We weren’t particularly close, so I was pleasantly surprised when my colleague greeted me so warmly when we ran into each other outside the hotel. We hugged and then proceeded to weave our way through the streets of London to the event we were both attending, making small talk about the weather and our plans for the evening. It was only when we prepared to part ways at the entrance of the venue that I realized she had no idea who I was. She had confused me for another black woman who worked in a different department in a different city.

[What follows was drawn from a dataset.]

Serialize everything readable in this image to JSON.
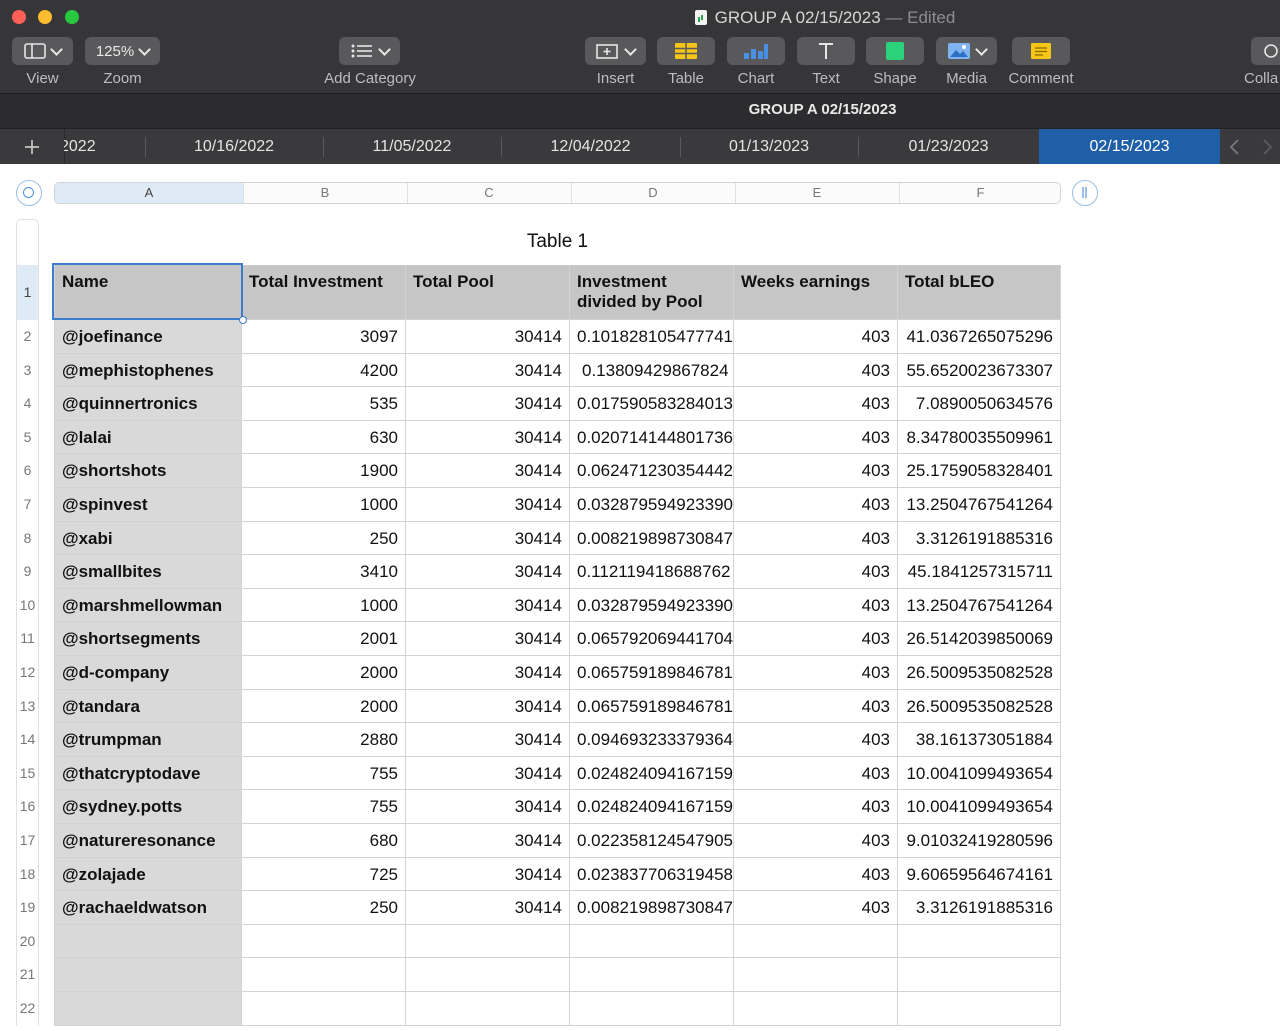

In that brief moment between realizing she didn’t actually know who I was and saying goodbye exists one of the crude realities of what it feels like to be a woman of color at work in this country. Part of me was annoyed that she couldn’t differentiate between the two of us; another part of me didn’t want to embarrass her by correcting the mistake she had made. Being black and female in the workplace means constantly having to walk a tightrope, balancing your own emotions with the perceptions and intentions of others, making everyone feel comfortable, instead of nervous, in the process.
When I first started working in corporate America, I was surprised by a lot of things: the volume of back-to-back meetings, the complicated team dynamics, fluctuating office temperatures. But the thing that surprised me the most and what continues to shake me to my core is how few women there are who look like me.
In the office, we’re not really supposed to think about race, unless it’s part of our job description. But for black women, that’s almost impossible. Being black is a core part of our identity, and it colors the way we see the world and the way the world sees us. I have had a colleague make jokes on my behalf about eating fried chicken for lunch (I’m a pescatarian); I have had to answer questions about my background in professional settings — not as small talk, but to explain why I deserve to be in the room in the first place. Being black and female at work means navigating insensitivities with dignity and assuming that most people are not ill-intentioned.
But in the same way that I can’t tell whether a coworker's performance is affected by a family member’s illness or a spouse’s unemployment, it’s impossible for those around me to know how race affects the person I bring to work every day.
Over the past couple of years, the public conversation has shifted when it comes to the challenges facing women and minorities. We can talk more openly about the gender pay gap and diversity quotas. But what we have perhaps missed are all the intangibles that make it so difficult for black women to succeed in corporate America — if they can get there in the first place.
Black women make up just 7 percent of the overall workforce in S&P 500 companies compared to white women, who make up 27 percent. On November 6, 2016, a list of the “50 Indispensable Executives in Marketing, Media, and Tech” by Adweek included just one black woman. As of September 25, 2016, only 13 black women ever had raised over $1 million in venture-capital funding for their companies. Compare that to the $15 billion invested by venture-capital firms in the second quarter of 2016.
There is an indisputable volume issue with the number of black women in the pipeline, but, beyond that, black women who are in corporate America usually don’t have the resources to navigate the race and gender dynamics that inevitably appear in the workplace. Race creates a divide that most of us wish didn’t exist, especially from nine-to-five. So, rather than talk about it, we try to ignore it.
But for black women, race inevitably defines the experiences of who we are at work because it’s how society identifies us when we step outside our doors. We’re more likely to have close family members who have battled poverty, addiction, or faced jail time. Because we’re women, we’re also more likely to have helped these family members pull themselves back up. Black women tend to experience what organizational researchers Dr. Ashleigh Rosette and Dr. Robert Livingston refer to as “double jeopardy” — the negative effects that black women experience in the workplace as a result of the combined consequences of being black and female. Their study found that black women are judged more harshly than white men, black men, and white women when making the same mistakes in the office. So as a result, we usually feel like we have to try twice as hard to even be considered half as good as our peers.
Part of addressing the problem begins with changing the leaders we choose to visualize. We’re captivated by women like Bozoma Saint John, Uber’s new chief brand officer, partly because of the scandal surrounding Uber but mostly because we’re not used to seeing a woman who looks like her running a high-profile organization. Being able to see people who look like you matters. If we can start to tip the scale toward more equal representation of all kinds of individuals in the workplace, then we can change a lot: we’ll empower more people to apply to a broader range of companies, and organizations will be stronger because employees will bring diverse perspectives.
I’ve been incredibly lucky to work with people I respect throughout my career, so I’ve never felt completely isolated in the workplace. Because of this, I know that most interactions at their core come from a mutual place of respect. That day in London, I walked away from my colleague not feeling angry but rather recognizing, once again, how far there is to go. Making sure more women of color have the resources to enter and succeed in corporate America is a deeper, structural problem. But it’s important to remember that the empowerment created by visibility is unparalleled.
Maura Cheeks is a writer who is working on a graduate-school study about the psychological effects of navigating race and gender dynamics in the workplace.